C (Co-workers) Vietnam? It’s too dirty!
IMH ( In my head) And China isn’t dirty? The newly found wealth in the country is pretty much the direct result of the sacrifice of the environment.

My girlfriend’s brother.

GFB – You’re going to Vietnam? Vietnam doesn’t have any fun places!
Me- Hanoi’s eclectic old french quarter , Halong Bay , hiking in Sapa , beautiful remote beaches , the upcoming Phu Quoc island resort center.
GFB – China has beaches too! Go to Sanya ( on China’s tropical Hainan island)
Me- What ? With the 5,000,000 rich people who descend on the island every year? With the full hotels and the quadrupled prices? Anyways, I enjoy the experience of going to a different country with different languages , architecture , and culture.

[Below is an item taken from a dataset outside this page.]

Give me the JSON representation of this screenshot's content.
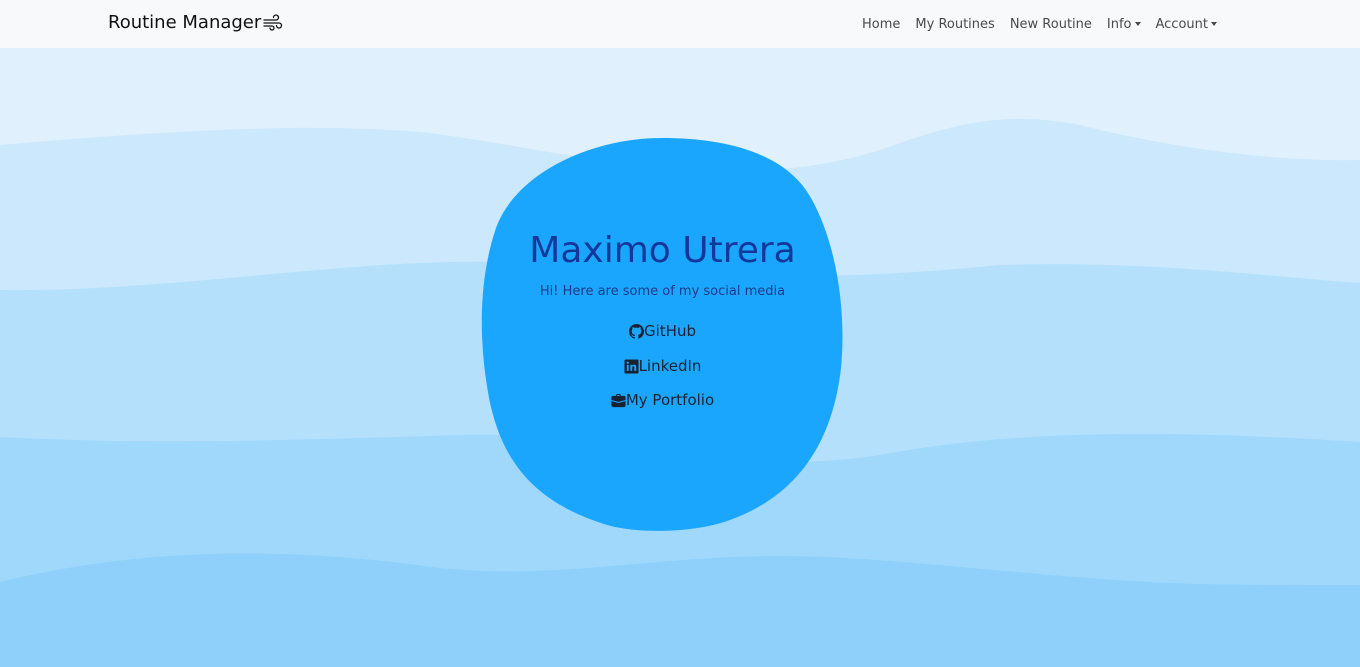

(Chinese beach courtesy of

My girlfriend’s co-workers.

While my co-workers are nice to me for the most part , my girlfriend works in an extremely competitive office and she is on the low ranking side of things. These people are mean to her.

GF- I’m going to Vietnam!
GF (Angry but trying not to show it) – Well ,where are you going?
GFC – Staying in Shanghai .

Now China , it’s best to remember that you have more peasants than the entire population of Europe. Just because there is an (admittedly) strong elite with vast amounts of wealth , and you have a huge military doesn’t make you number 1.Living in a relatively expensive city like Shanghai with a relatively low wage doesn’t make you superior to the Vietnamese who have a low wage but live in relatively cheap Hanoi.

Let’s quit with the superiority and enjoy the holiday!

Photo of the Day- Lanterns

I’ve had this photo sitting around for a while on my computer. I have a whole series but no room left on wordpress. I need to do something about that.

This photo is from the lantern festival at Yu Gardens during February. It was cold as a Roo cat’s heart but totally worth braving the elements.

This photo really illustrates the kind of “Where the hell am I?” ” Oh it’s Asia” situation that can sometimes hit travelers in this land .